Problem description: Where the lines below hold images, skip those and copy every word exactly.

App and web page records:

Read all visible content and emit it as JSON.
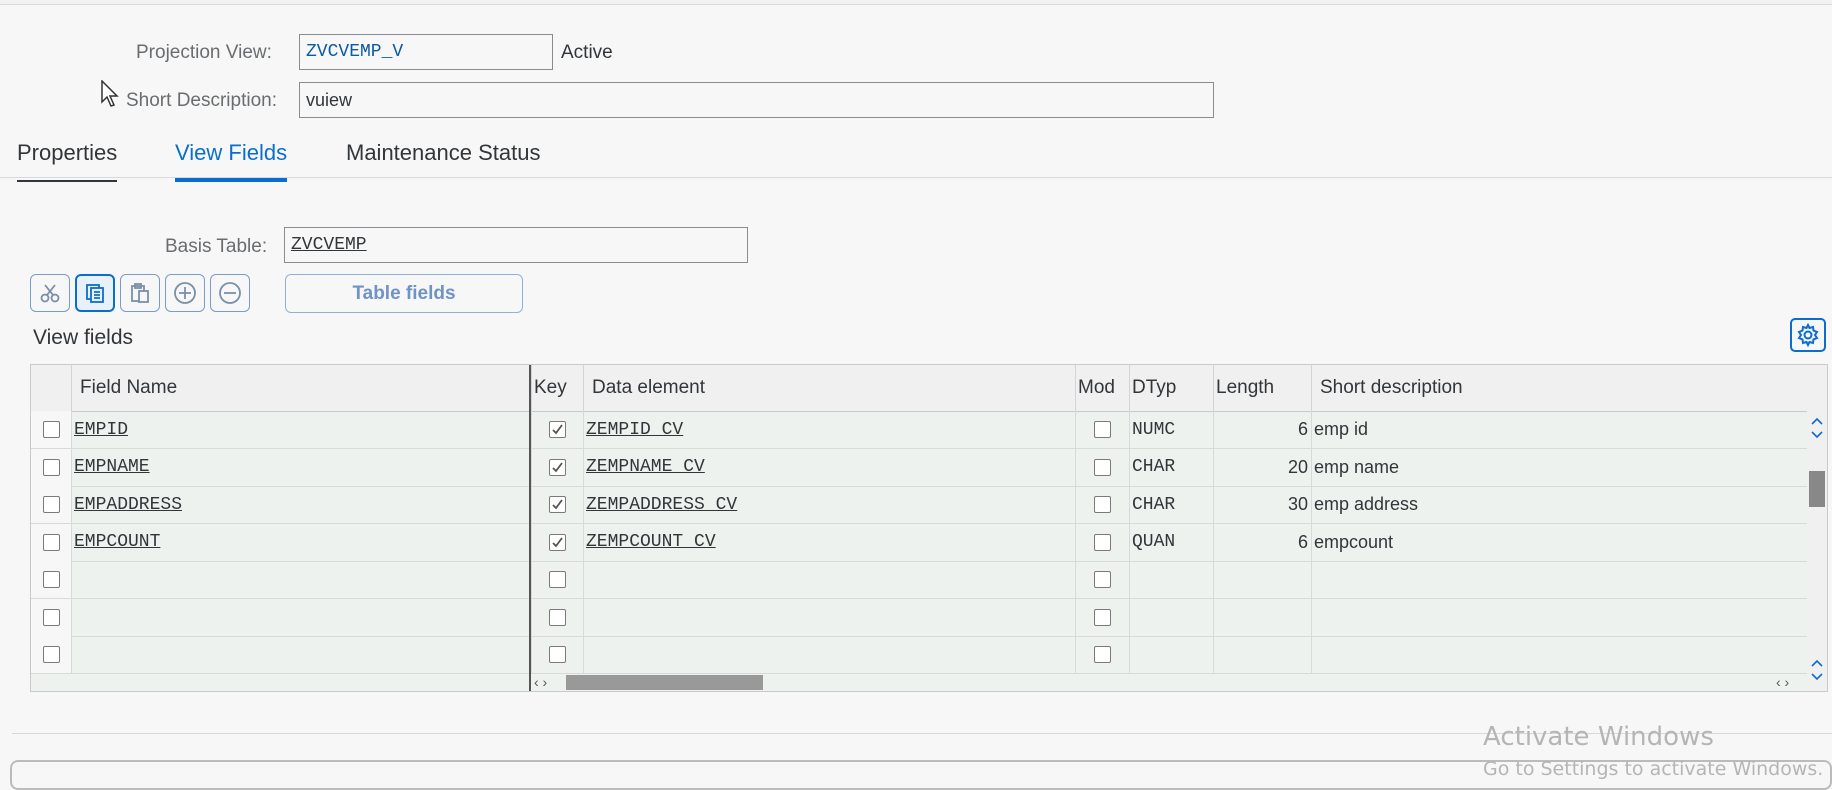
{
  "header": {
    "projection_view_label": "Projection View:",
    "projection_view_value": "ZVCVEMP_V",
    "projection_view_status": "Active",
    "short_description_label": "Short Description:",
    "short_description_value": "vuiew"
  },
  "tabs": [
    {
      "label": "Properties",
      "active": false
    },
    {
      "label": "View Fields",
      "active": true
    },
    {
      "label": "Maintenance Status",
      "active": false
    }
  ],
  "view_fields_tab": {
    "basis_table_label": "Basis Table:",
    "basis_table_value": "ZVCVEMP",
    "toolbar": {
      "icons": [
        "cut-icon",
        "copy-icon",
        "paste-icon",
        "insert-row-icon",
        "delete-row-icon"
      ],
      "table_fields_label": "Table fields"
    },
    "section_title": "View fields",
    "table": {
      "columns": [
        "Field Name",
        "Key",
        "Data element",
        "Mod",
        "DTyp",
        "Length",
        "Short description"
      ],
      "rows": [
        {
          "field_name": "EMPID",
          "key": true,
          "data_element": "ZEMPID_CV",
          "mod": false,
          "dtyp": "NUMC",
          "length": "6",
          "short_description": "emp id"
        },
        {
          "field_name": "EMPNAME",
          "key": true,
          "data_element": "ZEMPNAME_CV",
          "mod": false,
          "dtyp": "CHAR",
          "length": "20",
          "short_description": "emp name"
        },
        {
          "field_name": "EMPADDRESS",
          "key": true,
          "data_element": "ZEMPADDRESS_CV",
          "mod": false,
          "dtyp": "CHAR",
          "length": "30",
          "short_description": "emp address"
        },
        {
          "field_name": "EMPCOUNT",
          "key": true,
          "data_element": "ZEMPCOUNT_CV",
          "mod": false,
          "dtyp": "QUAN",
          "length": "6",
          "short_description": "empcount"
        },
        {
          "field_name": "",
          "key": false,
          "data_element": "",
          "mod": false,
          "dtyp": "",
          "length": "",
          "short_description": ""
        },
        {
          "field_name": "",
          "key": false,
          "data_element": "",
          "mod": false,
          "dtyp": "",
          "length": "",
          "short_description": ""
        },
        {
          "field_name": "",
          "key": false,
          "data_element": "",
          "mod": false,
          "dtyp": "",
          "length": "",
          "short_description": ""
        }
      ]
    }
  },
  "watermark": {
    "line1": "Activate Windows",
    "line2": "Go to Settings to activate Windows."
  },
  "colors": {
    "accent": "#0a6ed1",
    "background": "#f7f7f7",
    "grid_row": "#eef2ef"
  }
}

Response to this exercise:
Read all visible content and emit it as JSON.
{
  "header": {
    "projection_view_label": "Projection View:",
    "projection_view_value": "ZVCVEMP_V",
    "projection_view_status": "Active",
    "short_description_label": "Short Description:",
    "short_description_value": "vuiew"
  },
  "tabs": [
    {
      "label": "Properties",
      "active": false
    },
    {
      "label": "View Fields",
      "active": true
    },
    {
      "label": "Maintenance Status",
      "active": false
    }
  ],
  "view_fields_tab": {
    "basis_table_label": "Basis Table:",
    "basis_table_value": "ZVCVEMP",
    "toolbar": {
      "icons": [
        "cut-icon",
        "copy-icon",
        "paste-icon",
        "insert-row-icon",
        "delete-row-icon"
      ],
      "table_fields_label": "Table fields"
    },
    "section_title": "View fields",
    "table": {
      "columns": [
        "Field Name",
        "Key",
        "Data element",
        "Mod",
        "DTyp",
        "Length",
        "Short description"
      ],
      "rows": [
        {
          "field_name": "EMPID",
          "key": true,
          "data_element": "ZEMPID_CV",
          "mod": false,
          "dtyp": "NUMC",
          "length": "6",
          "short_description": "emp id"
        },
        {
          "field_name": "EMPNAME",
          "key": true,
          "data_element": "ZEMPNAME_CV",
          "mod": false,
          "dtyp": "CHAR",
          "length": "20",
          "short_description": "emp name"
        },
        {
          "field_name": "EMPADDRESS",
          "key": true,
          "data_element": "ZEMPADDRESS_CV",
          "mod": false,
          "dtyp": "CHAR",
          "length": "30",
          "short_description": "emp address"
        },
        {
          "field_name": "EMPCOUNT",
          "key": true,
          "data_element": "ZEMPCOUNT_CV",
          "mod": false,
          "dtyp": "QUAN",
          "length": "6",
          "short_description": "empcount"
        },
        {
          "field_name": "",
          "key": false,
          "data_element": "",
          "mod": false,
          "dtyp": "",
          "length": "",
          "short_description": ""
        },
        {
          "field_name": "",
          "key": false,
          "data_element": "",
          "mod": false,
          "dtyp": "",
          "length": "",
          "short_description": ""
        },
        {
          "field_name": "",
          "key": false,
          "data_element": "",
          "mod": false,
          "dtyp": "",
          "length": "",
          "short_description": ""
        }
      ]
    }
  },
  "watermark": {
    "line1": "Activate Windows",
    "line2": "Go to Settings to activate Windows."
  },
  "colors": {
    "accent": "#0a6ed1",
    "background": "#f7f7f7",
    "grid_row": "#eef2ef"
  }
}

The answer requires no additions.